MABm fe USD HdfeF'
enough intelligence to realize that
it takes a lot more than petting
and playing with a dog to make
it a worthwhile pet. Gee, Pete,
thanks for the advice.
The photo that went with the
story was quite remarkable. It
certainly is an honor to see some
one playing "get the stick" with
that amazing canine Reuben. The
poor photographer sent to record
those newsbreaking photos was
probably extremely excited about
those live-action shots of Pete and
his miracle fraternity dog. Cer
tainly, we were truly amazed by
such a wonderful glimmer of
fraternity life by learning the
Sigma Nu house dog is usually
named "Dammit" truly mind
boggling information for all.
Maybe we should call the six
Carr's story is especially intrig
uing to those of us who have never
seen a dog chase a stick. Certainly
there are not any in this area who
can perform such a remarkable
feat of canine coordination.
Thank you for sharing such
knowledge with the masses.
some event. The more bizarre or off-the-wall the
topic, the more bizarre or off-the-wall our
column develops. The column is written by one
of the five editorial desk writers Stuart
Tonkinson, Ed Brackett, Tom Camp, Dewey
Messer or myself. We will now end these columns
with our initials so you will know where to place
the credit, or the. blame.
Editorials While The Bottom Line
appears in the editorial column, it is not the same
as an editorial. The editorials represent the
position of a majority of the editorial desk; The
Bottom Line is an individual's work.
Editorial Page Cartoonists Three campus
editorial cartoonists alternately appear on the
DTH editorial page: Adam Cohen on Mondays,
Bill Cokas on Wednesdays, and Trip Park on
Fridays. Each cartoonist has total freedom to
express any opinions he chooses to depict.
Newspaper folks, us included, are a curious
lot they gripe a lot and are never satisfied,
but that's because most of them strive to assist
their readers, and you're a pretty fickle bunch,

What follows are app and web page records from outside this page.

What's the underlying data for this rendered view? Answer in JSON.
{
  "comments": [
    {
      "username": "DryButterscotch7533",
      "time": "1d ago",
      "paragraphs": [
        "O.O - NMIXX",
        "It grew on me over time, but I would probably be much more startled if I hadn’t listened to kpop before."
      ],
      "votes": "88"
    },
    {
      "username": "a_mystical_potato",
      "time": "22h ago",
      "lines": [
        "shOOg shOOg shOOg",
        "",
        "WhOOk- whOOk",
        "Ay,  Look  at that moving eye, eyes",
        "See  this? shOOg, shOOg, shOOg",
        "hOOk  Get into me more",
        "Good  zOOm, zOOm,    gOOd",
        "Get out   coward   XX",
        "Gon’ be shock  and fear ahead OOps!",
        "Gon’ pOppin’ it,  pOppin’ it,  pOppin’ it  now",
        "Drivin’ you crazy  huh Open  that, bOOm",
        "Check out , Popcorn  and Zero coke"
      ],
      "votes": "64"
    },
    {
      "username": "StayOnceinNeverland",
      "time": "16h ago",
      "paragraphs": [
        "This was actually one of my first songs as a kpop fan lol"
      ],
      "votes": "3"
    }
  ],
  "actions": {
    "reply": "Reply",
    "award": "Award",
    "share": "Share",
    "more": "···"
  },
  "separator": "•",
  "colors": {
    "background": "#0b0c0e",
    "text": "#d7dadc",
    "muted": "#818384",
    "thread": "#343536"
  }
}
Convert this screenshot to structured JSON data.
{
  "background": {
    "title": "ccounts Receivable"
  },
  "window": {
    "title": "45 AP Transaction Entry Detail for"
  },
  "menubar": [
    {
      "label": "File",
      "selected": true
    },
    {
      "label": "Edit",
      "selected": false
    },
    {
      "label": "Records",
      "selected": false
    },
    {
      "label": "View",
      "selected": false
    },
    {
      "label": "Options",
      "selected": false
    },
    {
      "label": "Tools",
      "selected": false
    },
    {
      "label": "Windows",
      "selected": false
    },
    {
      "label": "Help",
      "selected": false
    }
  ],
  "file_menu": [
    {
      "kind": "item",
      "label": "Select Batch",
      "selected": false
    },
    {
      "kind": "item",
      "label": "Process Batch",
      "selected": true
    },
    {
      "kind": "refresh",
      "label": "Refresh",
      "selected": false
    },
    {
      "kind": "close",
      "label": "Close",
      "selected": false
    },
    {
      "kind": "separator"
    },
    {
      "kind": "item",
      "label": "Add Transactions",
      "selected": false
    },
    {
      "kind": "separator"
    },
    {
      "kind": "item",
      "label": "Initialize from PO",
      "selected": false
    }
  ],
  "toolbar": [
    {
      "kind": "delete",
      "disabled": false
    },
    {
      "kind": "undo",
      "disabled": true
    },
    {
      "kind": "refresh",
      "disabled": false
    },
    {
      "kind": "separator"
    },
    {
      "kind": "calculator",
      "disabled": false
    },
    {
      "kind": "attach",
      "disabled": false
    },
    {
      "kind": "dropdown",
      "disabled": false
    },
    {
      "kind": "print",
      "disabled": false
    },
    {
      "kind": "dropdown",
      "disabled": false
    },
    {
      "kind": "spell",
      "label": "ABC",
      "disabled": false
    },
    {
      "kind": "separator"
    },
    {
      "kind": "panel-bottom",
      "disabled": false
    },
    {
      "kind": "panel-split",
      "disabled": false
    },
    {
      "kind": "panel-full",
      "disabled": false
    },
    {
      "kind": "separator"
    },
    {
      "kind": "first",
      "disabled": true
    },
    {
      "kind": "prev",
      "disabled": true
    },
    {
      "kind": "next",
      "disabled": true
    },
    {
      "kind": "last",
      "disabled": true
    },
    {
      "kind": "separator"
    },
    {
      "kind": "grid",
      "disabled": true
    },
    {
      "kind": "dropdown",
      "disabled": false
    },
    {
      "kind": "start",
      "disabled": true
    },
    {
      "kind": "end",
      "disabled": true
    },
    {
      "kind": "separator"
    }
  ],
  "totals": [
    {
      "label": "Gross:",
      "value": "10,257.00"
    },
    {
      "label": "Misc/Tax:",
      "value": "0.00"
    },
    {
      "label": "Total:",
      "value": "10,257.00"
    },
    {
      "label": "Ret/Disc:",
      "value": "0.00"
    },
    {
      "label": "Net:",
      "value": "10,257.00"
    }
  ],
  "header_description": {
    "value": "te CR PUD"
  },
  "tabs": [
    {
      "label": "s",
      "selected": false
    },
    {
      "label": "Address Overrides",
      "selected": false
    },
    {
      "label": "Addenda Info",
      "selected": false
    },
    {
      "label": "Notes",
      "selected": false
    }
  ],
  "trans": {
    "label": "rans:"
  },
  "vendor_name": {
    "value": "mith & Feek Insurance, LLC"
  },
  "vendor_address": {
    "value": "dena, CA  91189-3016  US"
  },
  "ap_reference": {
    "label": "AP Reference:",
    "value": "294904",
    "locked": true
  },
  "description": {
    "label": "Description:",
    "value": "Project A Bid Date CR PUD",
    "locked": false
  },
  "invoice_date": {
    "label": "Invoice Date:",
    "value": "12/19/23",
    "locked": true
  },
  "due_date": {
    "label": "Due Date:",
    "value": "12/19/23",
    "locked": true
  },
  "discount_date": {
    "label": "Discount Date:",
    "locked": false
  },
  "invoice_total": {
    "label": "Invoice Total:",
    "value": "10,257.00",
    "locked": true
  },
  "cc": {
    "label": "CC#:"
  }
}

too. So, feel free to give us your comments,
advice, beefs, even praise if the mood strikes.
Jim look is a junior journalism and political
science major from Little Rock, Ark,